# WORK INSTRUCTIONS
Pick each line that has "arrow" out of the records.

# DATA EXTRACT
=======

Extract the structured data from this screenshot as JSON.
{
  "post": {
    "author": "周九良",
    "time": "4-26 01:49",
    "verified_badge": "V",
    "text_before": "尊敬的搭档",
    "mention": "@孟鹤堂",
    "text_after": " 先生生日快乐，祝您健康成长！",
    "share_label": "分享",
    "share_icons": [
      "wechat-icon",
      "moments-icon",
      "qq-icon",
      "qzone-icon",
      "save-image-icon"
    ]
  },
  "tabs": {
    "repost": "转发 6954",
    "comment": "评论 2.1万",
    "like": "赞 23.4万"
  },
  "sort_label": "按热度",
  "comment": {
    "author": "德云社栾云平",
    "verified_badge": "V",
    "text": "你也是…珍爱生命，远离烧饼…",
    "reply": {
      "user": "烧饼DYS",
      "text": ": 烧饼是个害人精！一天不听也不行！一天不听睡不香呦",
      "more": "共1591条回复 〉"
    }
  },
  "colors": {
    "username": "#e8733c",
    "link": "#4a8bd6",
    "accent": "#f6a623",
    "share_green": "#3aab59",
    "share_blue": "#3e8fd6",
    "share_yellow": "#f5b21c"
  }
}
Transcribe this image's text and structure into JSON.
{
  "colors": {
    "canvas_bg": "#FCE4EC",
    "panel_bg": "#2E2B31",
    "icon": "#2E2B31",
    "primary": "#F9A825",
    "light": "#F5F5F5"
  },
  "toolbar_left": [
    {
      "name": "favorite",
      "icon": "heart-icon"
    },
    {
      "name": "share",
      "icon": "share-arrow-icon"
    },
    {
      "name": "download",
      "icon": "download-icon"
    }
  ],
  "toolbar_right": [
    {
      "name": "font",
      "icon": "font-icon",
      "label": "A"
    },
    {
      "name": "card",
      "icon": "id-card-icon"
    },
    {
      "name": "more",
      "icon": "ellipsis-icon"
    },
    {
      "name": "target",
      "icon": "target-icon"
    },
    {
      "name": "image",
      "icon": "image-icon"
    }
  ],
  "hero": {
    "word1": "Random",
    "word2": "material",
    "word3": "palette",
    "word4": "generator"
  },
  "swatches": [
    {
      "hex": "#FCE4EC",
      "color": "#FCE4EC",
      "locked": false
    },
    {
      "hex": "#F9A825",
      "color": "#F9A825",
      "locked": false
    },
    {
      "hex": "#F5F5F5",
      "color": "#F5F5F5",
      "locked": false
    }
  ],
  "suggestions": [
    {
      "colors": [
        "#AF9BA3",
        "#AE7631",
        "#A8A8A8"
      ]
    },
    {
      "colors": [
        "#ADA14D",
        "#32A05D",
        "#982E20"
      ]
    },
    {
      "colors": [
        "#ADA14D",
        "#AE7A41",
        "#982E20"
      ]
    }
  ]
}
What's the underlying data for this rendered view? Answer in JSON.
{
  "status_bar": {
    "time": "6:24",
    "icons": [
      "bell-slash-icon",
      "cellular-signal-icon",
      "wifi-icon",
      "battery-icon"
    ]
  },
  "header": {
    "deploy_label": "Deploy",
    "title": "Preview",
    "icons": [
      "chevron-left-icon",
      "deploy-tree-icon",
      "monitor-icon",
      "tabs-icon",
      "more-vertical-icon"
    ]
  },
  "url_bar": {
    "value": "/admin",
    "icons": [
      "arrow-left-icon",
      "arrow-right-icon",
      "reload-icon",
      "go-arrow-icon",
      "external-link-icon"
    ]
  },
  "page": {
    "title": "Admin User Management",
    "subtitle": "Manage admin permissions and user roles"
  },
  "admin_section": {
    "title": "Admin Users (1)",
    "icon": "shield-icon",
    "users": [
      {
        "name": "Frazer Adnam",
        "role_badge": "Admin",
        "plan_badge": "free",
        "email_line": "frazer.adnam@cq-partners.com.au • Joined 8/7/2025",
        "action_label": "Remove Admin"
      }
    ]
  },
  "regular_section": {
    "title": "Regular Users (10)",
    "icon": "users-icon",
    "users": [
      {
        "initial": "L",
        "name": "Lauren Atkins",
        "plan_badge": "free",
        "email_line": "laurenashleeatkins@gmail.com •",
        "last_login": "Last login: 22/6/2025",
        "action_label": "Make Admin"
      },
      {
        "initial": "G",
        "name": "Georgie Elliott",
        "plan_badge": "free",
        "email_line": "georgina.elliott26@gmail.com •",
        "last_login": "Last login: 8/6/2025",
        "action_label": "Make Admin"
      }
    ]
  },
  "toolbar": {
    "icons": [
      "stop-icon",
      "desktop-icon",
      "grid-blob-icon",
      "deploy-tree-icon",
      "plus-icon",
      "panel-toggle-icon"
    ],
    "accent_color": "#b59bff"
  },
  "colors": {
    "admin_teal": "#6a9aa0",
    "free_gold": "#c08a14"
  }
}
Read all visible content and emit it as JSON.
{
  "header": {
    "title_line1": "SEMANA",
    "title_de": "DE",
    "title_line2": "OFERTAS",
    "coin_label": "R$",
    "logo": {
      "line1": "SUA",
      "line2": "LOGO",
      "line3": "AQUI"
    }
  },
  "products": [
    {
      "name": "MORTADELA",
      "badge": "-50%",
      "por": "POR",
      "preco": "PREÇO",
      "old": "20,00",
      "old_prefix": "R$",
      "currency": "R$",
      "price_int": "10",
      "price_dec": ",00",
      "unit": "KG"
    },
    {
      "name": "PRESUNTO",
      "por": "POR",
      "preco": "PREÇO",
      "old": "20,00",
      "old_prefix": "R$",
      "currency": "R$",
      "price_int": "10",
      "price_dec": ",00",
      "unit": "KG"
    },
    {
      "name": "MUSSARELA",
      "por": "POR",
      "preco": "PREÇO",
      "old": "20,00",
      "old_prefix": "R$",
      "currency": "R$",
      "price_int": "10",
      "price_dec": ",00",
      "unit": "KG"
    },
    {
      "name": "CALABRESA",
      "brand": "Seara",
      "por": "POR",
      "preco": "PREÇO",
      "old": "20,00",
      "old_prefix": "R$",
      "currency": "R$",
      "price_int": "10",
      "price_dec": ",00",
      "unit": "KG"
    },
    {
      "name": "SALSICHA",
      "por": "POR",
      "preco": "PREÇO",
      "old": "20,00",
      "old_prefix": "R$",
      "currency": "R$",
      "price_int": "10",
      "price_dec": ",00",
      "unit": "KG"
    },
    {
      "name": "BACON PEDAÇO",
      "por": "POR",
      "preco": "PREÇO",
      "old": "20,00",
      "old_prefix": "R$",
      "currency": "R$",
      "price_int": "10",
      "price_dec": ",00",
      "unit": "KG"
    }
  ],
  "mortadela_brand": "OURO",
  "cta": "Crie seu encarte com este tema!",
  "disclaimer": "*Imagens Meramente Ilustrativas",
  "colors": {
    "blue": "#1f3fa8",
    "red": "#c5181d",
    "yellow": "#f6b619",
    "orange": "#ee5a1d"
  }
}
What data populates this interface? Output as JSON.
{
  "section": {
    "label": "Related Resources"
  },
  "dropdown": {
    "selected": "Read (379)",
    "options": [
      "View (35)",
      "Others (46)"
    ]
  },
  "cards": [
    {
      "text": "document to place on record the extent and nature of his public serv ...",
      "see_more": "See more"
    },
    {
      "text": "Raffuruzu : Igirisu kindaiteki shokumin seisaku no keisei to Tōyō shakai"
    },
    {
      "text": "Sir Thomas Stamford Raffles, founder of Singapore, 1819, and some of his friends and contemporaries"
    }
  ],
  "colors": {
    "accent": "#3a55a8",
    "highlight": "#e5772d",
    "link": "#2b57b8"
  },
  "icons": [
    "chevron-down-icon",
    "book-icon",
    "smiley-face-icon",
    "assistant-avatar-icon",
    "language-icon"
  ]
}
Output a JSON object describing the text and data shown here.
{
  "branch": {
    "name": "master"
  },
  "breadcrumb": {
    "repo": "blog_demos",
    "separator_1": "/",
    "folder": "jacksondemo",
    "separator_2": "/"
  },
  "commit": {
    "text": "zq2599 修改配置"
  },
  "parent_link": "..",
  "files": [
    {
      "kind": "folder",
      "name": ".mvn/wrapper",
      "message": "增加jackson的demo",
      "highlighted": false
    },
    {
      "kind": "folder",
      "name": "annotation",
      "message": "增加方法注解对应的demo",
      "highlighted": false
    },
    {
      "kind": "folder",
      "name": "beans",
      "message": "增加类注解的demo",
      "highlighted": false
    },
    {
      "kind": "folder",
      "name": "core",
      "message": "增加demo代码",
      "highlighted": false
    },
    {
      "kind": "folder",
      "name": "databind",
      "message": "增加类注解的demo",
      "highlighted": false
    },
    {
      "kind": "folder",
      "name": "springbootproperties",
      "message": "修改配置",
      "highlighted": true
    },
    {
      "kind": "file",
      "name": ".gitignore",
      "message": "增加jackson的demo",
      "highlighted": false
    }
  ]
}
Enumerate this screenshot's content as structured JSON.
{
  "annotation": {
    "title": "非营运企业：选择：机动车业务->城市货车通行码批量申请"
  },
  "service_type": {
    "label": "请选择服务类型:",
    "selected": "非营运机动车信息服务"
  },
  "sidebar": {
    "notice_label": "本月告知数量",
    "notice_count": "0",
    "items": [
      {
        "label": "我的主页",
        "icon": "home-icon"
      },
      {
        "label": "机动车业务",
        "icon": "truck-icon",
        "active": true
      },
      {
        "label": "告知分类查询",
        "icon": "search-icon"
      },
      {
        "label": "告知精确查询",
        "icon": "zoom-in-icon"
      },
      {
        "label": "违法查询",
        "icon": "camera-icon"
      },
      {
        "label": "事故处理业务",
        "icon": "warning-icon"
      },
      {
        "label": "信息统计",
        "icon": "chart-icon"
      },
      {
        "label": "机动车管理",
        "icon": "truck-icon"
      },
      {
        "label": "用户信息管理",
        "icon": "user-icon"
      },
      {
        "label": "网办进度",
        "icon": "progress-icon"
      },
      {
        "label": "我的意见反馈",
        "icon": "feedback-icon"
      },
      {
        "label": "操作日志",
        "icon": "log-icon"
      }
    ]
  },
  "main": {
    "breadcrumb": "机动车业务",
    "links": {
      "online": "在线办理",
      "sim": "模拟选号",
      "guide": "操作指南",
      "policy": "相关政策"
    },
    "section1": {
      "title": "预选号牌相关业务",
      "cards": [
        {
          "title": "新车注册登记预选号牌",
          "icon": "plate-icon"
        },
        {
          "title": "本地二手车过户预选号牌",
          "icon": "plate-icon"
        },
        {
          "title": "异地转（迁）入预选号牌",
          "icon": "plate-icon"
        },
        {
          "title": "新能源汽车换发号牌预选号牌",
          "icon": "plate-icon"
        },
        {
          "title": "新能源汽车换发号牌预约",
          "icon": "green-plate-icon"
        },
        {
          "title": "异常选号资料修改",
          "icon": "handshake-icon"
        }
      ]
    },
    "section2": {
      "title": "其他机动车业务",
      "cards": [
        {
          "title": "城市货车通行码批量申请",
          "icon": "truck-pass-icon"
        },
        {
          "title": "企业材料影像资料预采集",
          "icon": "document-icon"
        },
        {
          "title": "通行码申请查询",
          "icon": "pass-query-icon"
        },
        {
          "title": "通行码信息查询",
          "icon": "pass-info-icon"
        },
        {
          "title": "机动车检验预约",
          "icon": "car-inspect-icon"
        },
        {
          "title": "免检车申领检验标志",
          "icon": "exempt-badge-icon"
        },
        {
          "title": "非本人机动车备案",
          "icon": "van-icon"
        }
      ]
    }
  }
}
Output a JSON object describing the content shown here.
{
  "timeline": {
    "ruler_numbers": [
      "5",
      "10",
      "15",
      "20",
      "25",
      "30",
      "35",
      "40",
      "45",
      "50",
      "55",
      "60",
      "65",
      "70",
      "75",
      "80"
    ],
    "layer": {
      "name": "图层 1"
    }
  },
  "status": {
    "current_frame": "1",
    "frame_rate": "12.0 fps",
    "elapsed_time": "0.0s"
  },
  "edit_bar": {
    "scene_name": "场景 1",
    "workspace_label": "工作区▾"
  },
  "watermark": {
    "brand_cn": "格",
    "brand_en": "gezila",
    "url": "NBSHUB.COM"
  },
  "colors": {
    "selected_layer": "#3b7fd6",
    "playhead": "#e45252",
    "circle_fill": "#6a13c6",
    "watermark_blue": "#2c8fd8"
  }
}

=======

# EXPECTED ANSWER
      "icon": "share-arrow-icon"
      "arrow-left-icon",
      "arrow-right-icon",
      "go-arrow-icon",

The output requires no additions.